Fine Dining is Under Attack

Fine Dining is Under Attack

Essays, Reviews

Fine Dining Has Found Itself in the Heart of Class Conflict

The COVID pandemic forced some aspects of our society to do some self reflection and the resulting self-flagellation did not trend the path I would have predicted. Marie Kondo has decided clutter can be a good thing. Universities suddenly believe student-athletes deserve to be treated with personal rights. Voters decided fascism should wait at least two more years. But the most surprising to me has been the new negative coverage of the fine dining world. 

I would have assumed that after months of quarantine people would be grateful to pay top dollar for meals that are out of reach for even the most experienced home cook. Yet, it seems many have decided the outrageous prices and more avant garde culinary experiments are a bridge too far. The criticisms have come in a number of formats over the last year and seem to be a liberal pushback on excess. 

Probably the most famous example was from F/X’s The Bear. A show that took the internet by storm upon its release last summer. Other than the funny looking yet still hot sex appeal of its lead, Jeremy Alan White, much of the show is about the rigors of the culinary business. White plays a chef who had been at the top of the culinary game, working as a sous chef at one of the most prestigious restaurants in the world. He now finds himself trying to implement that level of detail in his late brother’s Italian Beef shop in a blue collar Chicago neighborhood. 
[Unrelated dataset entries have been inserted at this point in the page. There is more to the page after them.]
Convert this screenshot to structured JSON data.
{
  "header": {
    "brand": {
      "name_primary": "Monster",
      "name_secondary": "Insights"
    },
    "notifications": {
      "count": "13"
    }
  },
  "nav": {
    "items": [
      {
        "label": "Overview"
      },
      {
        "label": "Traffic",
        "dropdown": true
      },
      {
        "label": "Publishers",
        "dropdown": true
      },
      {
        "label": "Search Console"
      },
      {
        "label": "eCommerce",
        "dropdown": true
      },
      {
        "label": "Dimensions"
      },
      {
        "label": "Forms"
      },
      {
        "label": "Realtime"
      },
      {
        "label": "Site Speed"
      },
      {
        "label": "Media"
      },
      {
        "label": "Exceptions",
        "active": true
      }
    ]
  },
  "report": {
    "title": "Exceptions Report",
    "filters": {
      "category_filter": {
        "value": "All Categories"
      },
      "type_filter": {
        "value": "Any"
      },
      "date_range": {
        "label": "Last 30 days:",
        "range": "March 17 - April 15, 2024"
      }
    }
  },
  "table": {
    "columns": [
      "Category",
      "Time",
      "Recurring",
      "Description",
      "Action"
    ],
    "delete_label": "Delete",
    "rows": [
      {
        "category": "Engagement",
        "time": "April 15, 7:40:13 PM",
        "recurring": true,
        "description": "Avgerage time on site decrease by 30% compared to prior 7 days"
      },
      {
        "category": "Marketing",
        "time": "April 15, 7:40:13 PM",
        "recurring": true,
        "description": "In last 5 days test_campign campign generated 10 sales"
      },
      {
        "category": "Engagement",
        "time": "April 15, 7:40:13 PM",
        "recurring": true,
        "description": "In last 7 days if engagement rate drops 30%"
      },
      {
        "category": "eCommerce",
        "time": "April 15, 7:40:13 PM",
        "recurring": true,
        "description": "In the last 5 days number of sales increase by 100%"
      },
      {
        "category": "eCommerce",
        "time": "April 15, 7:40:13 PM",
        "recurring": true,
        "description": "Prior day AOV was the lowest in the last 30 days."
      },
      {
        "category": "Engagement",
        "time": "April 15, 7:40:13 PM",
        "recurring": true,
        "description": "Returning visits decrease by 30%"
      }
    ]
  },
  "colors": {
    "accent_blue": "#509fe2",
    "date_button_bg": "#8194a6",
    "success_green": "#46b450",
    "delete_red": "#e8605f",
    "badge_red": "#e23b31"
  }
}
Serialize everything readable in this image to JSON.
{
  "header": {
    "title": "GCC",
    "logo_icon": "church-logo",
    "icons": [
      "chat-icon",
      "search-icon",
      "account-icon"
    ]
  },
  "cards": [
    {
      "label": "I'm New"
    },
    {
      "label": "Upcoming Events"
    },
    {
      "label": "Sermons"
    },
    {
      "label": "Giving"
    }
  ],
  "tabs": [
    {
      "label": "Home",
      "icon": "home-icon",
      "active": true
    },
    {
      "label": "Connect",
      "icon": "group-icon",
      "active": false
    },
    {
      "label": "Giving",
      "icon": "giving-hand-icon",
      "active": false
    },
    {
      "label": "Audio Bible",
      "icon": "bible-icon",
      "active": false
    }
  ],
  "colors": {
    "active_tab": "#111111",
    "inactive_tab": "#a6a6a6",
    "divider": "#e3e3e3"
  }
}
Much of The Bear’s criticism of high end culinary experiences comes from the perspectives of the kitchen staff. Abuse, impossible standards, and mental breakdowns being the most common feelings shown on screen. This look behind the curtain has borne truthful as world famous NOMA has announced it will be closing as a full time restaurant in the coming years as the industry is no longer “sustainable.” With reports that it regularly staffed its kitchens with under or even unpaid interns would show that reasoning to be quite accurate. Which sounds much like the backstory for The Bear’s Sydney, played by Ayo Edebiri.

But why would fine dining be where we draw the line in the sand? Where is the drama show of the abuse in the tech world or following around the unpaid interns working on capitol hill? The New York Times’ Pete Wells has also begun to find cracks in the culinary world that he himself has propped up for so many years. He recently featured on the NYT The Daily podcast, speaking directly about his distaste for the excess of this industry. The cost as well as the absurdity of some of the experiences just feel different in the enviornment of post-COVID America. Wells has decided to make sure his column will include the exemplary work of chefs and restaurants that also fit a more appropriate budget. 

Perhaps Wells is just seizing on a market that has an Anthony Bourdain shaped hole. This episode coming just a few weeks after the release of The Menu has me thinking he may have been influenced a bit by Ralph Fiennes Chef Slowik. The Menu has all the direct class connotations that this current revolt on fine dining deserves. The treatment of the staff is horrid of course, but lets be honest, we’re really only pissed at how outrageous the cost has become. In The Menu, Chef Slowik and his staff have gathered together all the people who have ruined the culinary arts. The rich who spend to spend, the critics who assert power they hardly earned, and the obsessed fan who trivializes decades of learning and technique with wikipedia articles and tiktoks. 

It’s easy to attack the art of any field once it reaches an intellectual playing field reserved for only those who study. Who hasn’t seen a photo or painting and thought “I could do that.”? The Menu does an excellent job at ensuring the art isn’t what is being attacked. Chef Slowik’s unique dishes are just as important as a cheeseburger, but the people who spend money on his restaurant have no clue how to appreciate art that isn’t out of reach from others. 

Pete Wells and The Bear find a middle ground, where the blue collar italian beef sandwich and a more sophisticated plated dish could be served together. I find this pattern to be interesting and foreboding. Liberals are quite prone to accidentally flip a switch that triggers the reactionary conservatives. As I mentioned, I believe much of this concern is based around the decidedly class based elitism of what has become a fine art. Much like Free Jazz and Contemporary Art, it’s not for everybody and certainly takes a bit of study to appreciate the final product. 

My worry is popularizing a critique of any fine art could risk the artists at all levels. At a time when Ron Desantis is fighting to remove African American studies from high schools and targeting tenure, liberals should be careful on which front the class war should take. I assume much of this is derived from guilt around the wasted dollars on excessive nights out, all the more extreme during a year of inflation. But the fascists are already coming for the academics. The artists are always targeted next.